fact, the floor tiles were laid to resemble crossed checkered flags, and in
the center of the merchandise display area are laid in a “winner’s circle.” The other dominant color was Kodak yellow,
over the sales and display counters. The
store also had photo studio and office space.
Sadly, with the virtual disappearance of film, Fast
Track Photo no longer exists.
The main social room's bar is deliberately designed to avoid the stereotypical "beer hall" appearance. It is integral to, but not the focus of, the Pub Room, with its massive fireplace.
30,000 square foot addition to an existing factory building. The original building was well-designed, and care was taken to respect the quality of its materials and composition. The new wing contains factory and warehouse space on two levels, loading and receiving areas. The building is concrete- and steel-framed on two levels.
Consultants: Stuart H. Sachs ASLA,
Landscape Architect; David E. Seymour PE,
Structural Engineer; Eastern Engineering,
General Contractor: Zampco Construction
The site was redesigned for traffic
calming. Previously, motorists had used the
parking lot as a high-speed shortcut between Routes 1 and 234; the new plan
allows easy access from either road without danger, and in fact encourages
people to stop and shop. From Route 1,
the clocktower is framed by a graceful allée of trees. All exterior building lighting is indirect;
signboard lighting is concealed behind the painted steel fascia at the roof
eave. Pedestrian lighting is mounted
behind the continuous hanging aluminum fascia.
Consultants: Stuart H. Sachs ASLA, Landscape Architect; David E. Seymour PE, Structural Engineer; George T. Fox PE, Electrical Engineer; John A. Hofbauer, M/P/FP Engineer.
General Contractor: Brennan Construction; Walter Lehner, Project Manager
The exterior materials are brick
(matching the original 50s building), ground-face block, aluminum storefront,
3-coat stucco soffits, and painted steel.
The signature element is the siding – white cedar shingles, common to local
architecture – which has weathered to a maintenance-free silver-gray. The prominent clocktower is trimmed in
painted cedar of intriguing geometry.
All mechanical equipment – which would be visible from higher ground
behind the building – is housed in the octagonal section to the right of the tower.
This suite was built in an office building with limited natural light, filtered through blue-tinted glass. The plan takes full advantage of all available natural light by use of transoms in the partners' office.

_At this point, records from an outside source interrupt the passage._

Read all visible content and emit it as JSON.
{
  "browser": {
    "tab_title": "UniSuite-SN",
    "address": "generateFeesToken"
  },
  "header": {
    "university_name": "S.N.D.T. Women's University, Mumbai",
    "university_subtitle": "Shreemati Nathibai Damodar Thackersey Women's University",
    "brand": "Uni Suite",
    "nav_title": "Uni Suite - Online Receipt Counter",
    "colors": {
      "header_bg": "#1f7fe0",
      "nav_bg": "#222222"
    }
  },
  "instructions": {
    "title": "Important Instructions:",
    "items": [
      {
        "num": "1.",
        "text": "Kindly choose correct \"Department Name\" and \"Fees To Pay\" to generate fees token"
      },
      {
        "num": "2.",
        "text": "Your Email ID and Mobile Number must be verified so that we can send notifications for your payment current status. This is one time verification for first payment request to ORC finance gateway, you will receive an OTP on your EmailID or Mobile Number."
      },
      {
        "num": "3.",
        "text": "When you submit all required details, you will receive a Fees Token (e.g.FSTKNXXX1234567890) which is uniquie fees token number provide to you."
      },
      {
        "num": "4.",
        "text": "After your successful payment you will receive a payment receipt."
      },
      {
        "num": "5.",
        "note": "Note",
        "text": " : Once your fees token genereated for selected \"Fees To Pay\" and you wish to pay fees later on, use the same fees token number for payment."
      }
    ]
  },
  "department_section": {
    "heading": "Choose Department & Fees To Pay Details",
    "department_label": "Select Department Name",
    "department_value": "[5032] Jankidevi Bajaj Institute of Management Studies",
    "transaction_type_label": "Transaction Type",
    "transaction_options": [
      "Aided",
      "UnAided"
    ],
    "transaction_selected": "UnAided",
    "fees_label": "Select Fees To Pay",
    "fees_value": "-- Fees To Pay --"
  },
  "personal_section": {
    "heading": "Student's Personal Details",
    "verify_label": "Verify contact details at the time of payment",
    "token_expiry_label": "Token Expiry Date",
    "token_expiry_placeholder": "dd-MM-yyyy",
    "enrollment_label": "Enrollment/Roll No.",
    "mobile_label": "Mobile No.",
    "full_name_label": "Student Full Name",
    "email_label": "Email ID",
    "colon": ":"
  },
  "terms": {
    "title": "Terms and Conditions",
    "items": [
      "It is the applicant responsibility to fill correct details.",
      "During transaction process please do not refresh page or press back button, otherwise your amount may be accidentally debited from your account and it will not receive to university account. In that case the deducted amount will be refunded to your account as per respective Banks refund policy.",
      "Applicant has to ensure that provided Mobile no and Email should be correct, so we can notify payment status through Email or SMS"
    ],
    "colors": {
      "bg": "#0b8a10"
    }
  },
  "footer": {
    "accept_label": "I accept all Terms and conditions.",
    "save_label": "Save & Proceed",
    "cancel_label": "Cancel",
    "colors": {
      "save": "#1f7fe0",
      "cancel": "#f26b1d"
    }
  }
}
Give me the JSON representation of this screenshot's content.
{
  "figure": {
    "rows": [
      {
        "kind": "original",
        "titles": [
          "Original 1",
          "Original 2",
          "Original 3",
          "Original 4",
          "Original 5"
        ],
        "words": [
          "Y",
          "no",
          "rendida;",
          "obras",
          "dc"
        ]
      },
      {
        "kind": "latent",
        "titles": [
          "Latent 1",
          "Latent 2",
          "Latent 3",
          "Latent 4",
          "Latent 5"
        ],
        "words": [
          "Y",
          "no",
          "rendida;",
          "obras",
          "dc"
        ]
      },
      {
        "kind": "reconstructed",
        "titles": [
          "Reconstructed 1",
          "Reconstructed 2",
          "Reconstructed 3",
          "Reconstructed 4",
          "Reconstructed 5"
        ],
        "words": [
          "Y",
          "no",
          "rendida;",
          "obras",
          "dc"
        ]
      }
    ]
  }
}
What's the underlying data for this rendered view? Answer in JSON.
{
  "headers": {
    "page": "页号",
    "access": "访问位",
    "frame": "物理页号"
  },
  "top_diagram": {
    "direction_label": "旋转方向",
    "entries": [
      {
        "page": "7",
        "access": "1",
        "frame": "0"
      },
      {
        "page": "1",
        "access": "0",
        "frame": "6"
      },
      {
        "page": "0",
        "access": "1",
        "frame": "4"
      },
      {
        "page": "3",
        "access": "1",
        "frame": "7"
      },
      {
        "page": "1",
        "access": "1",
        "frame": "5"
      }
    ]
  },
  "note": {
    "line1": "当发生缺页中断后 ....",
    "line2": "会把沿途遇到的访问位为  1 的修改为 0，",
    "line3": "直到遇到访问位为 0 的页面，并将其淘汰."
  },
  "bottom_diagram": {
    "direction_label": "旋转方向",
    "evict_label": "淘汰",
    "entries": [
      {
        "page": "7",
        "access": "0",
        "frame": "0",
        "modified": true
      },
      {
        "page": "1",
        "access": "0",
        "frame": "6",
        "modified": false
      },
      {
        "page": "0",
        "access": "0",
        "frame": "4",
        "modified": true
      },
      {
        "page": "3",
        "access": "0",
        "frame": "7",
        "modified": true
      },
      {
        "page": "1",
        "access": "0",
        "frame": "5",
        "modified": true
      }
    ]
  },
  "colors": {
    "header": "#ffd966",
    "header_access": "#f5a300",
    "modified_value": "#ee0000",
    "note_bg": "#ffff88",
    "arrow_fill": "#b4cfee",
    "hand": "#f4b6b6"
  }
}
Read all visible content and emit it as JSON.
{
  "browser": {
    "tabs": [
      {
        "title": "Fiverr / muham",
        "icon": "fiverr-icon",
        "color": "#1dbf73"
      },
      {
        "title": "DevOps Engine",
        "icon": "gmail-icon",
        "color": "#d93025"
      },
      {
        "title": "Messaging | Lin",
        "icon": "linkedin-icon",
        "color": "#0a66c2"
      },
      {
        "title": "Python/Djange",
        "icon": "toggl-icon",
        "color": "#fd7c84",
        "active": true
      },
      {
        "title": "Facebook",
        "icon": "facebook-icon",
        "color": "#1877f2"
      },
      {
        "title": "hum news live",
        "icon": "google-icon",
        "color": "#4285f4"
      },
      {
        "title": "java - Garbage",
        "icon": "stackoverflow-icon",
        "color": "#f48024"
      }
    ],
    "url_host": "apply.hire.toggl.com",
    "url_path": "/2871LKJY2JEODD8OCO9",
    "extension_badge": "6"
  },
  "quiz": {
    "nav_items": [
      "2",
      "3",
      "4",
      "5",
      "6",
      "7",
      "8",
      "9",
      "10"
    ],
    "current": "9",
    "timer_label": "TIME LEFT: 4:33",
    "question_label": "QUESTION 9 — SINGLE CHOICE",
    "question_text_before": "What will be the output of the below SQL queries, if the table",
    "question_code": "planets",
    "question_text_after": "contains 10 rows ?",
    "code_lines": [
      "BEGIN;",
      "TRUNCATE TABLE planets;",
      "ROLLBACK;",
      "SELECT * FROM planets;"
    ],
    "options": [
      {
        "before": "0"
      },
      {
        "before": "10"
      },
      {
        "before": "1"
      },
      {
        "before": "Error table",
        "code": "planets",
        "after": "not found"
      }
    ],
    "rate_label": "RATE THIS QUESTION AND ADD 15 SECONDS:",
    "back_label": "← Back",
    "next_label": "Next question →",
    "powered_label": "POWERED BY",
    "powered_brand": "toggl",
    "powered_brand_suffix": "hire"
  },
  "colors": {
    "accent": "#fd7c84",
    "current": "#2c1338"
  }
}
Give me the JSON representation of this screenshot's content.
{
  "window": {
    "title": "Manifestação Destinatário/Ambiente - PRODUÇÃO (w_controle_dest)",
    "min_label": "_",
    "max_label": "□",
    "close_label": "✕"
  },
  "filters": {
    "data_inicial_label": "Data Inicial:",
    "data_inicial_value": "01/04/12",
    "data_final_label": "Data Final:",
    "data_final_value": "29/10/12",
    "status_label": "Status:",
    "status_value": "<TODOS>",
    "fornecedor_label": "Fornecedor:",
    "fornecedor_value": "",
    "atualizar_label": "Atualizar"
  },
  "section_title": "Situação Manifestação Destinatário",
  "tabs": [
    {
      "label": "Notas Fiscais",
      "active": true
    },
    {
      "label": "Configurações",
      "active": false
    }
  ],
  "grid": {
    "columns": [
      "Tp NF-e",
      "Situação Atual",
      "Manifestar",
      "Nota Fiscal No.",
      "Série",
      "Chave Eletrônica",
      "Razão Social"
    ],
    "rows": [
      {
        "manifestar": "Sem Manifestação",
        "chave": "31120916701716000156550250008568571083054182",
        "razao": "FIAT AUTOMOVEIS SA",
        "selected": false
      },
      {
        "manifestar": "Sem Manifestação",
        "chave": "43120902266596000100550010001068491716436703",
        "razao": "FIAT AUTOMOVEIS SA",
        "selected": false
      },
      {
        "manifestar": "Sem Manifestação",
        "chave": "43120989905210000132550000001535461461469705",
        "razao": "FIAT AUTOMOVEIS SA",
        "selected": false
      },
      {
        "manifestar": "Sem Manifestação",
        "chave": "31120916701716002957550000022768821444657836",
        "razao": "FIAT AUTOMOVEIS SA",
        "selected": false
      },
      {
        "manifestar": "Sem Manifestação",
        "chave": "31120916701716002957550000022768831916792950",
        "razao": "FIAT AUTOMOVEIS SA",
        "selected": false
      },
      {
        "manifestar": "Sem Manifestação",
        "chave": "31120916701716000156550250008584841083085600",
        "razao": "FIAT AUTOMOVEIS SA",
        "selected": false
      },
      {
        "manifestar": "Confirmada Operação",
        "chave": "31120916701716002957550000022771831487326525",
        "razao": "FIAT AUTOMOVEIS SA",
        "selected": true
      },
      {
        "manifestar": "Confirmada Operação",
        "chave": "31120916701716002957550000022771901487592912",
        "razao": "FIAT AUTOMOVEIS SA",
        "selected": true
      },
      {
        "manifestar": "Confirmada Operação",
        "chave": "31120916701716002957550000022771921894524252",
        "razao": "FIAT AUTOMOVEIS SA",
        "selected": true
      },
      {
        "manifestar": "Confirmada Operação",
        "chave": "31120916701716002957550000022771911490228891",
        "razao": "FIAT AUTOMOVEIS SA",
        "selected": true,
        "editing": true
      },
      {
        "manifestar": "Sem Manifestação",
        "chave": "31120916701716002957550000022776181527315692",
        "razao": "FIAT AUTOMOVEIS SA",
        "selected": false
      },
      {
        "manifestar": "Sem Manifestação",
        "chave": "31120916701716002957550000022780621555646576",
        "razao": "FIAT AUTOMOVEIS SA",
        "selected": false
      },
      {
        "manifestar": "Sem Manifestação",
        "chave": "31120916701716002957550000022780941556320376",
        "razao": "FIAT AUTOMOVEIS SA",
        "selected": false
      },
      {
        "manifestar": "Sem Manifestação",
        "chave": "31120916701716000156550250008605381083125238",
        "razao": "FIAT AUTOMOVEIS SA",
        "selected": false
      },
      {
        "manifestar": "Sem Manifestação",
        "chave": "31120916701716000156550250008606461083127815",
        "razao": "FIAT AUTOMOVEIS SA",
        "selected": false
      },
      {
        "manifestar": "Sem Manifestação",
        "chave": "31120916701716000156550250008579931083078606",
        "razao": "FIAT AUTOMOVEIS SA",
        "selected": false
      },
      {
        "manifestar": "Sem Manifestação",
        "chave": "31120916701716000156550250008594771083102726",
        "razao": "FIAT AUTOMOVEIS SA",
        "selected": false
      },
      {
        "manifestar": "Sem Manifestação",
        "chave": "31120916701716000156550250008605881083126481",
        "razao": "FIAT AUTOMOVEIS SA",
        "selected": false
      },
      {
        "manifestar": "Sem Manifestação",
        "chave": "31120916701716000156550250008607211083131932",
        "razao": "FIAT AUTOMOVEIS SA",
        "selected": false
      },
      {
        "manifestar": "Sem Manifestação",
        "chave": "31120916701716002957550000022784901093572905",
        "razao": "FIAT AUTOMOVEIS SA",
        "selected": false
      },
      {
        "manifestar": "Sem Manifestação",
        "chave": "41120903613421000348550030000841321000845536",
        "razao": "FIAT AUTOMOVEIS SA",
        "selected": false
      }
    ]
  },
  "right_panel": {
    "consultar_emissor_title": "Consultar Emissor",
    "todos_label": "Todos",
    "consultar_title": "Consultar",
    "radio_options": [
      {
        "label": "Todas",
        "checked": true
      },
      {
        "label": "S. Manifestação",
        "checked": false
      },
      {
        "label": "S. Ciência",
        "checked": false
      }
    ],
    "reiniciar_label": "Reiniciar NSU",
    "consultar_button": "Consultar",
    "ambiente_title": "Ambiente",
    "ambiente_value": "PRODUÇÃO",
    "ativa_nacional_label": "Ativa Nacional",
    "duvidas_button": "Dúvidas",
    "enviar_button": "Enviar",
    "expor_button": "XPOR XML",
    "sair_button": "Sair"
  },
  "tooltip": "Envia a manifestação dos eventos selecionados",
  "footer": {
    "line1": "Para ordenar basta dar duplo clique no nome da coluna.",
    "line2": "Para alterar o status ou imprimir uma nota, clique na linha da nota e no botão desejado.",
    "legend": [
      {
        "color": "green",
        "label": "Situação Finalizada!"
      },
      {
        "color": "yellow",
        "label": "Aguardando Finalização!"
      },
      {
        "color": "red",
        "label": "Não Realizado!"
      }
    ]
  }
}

In addition, dramatic "faux-skylights" were created over node points, visible throughout the suite. Custom cherry millwork accented the muted grey-mauve color scheme.